I can’t wrap this review up, though, without mentioning Kate Upton and how surprisingly great she is here.  She may flub some line readings, but she’s got natural comic timing and is seemingly very excited to be here.  She plays her character as incredibly earnest where the script just wants to write her as Dumb Blonde and it’s the absolute best thing she could have done because it changes her character into somebody more entertaining than it would have been.  There’s a bit where the trio are brainstorming ways to hurt Mark and she suggests kicking him in the balls.  It’s not laugh out loud funny, but the pure non-cynical “girls, I suddenly have a great idea” nature of her delivery, and her puppy-dog facial expressions when Carly is gently shooting that idea down, at least gave me a good chuckle which is preferable to the total non-reaction I would have gotten otherwise.  It’s kind of a shame the film doesn’t use her more, because Upton is genuinely operating on a level not too far removed from the excellent Mann.  More roles like this for her, if she’s going to keep acting, please!
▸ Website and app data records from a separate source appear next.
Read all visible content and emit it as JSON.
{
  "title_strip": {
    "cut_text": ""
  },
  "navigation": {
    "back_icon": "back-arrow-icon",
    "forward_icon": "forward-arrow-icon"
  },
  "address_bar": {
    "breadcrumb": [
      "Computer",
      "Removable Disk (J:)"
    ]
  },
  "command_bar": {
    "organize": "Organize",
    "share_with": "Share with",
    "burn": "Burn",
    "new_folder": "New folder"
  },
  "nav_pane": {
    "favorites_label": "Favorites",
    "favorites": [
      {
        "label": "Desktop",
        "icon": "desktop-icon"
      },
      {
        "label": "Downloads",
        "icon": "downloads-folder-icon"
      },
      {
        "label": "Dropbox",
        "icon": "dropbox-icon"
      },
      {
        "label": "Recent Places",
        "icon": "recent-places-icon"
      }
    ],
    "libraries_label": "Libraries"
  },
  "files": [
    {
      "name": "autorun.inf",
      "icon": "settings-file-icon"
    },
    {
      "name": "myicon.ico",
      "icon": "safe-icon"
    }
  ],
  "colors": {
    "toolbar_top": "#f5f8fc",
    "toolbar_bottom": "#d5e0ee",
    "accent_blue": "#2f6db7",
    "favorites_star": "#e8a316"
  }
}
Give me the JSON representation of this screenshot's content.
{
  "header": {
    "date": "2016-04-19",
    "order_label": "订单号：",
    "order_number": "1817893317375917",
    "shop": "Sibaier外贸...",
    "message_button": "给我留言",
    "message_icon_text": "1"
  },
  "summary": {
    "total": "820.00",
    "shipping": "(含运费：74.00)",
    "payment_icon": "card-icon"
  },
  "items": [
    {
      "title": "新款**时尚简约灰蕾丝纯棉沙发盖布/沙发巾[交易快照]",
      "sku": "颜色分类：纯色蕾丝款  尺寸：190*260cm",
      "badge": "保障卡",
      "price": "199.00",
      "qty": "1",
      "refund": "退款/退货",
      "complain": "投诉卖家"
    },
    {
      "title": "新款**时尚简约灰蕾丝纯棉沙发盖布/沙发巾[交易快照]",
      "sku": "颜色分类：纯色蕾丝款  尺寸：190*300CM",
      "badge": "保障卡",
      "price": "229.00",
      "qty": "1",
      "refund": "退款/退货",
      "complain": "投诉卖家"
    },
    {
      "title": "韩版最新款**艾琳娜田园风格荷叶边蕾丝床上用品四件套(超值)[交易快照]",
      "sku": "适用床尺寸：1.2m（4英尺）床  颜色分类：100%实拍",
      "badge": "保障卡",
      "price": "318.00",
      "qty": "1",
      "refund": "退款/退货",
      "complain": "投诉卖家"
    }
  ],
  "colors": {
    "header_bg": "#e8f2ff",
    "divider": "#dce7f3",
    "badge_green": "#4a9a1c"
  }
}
Lest you think I’m getting too soft or am about to do an about-face and let off The Other Woman, though, I should stress that my actual laughs were very, very few and far between.  Again, despite the cast’s absolute best efforts, this is garbage material at play and it can only be elevated so high.  I did smirk a fair bit, giggle a little bit often and, yes, openly laughed every now and again, but there were still too many stretches, too many unintentional stretches, where I was either rolling my eyes or sighing in disgust at yet another tired or unfunny gag or just plain not reacting at all, and those stretches are long.  Couple that with the weird tonal fluctuations and the botching of its ending and I cannot recommend The Other Woman overall.  It’s better than it could have been, looked and I thought it was going to be, but its capable cast only managed to take a dreadful looking comedy and turn it into a disappointingly bad one and that’s a damn shame.

Callum Petch is a little too young with not enough time.  Follow him on the Twitters (@CallumPetch)!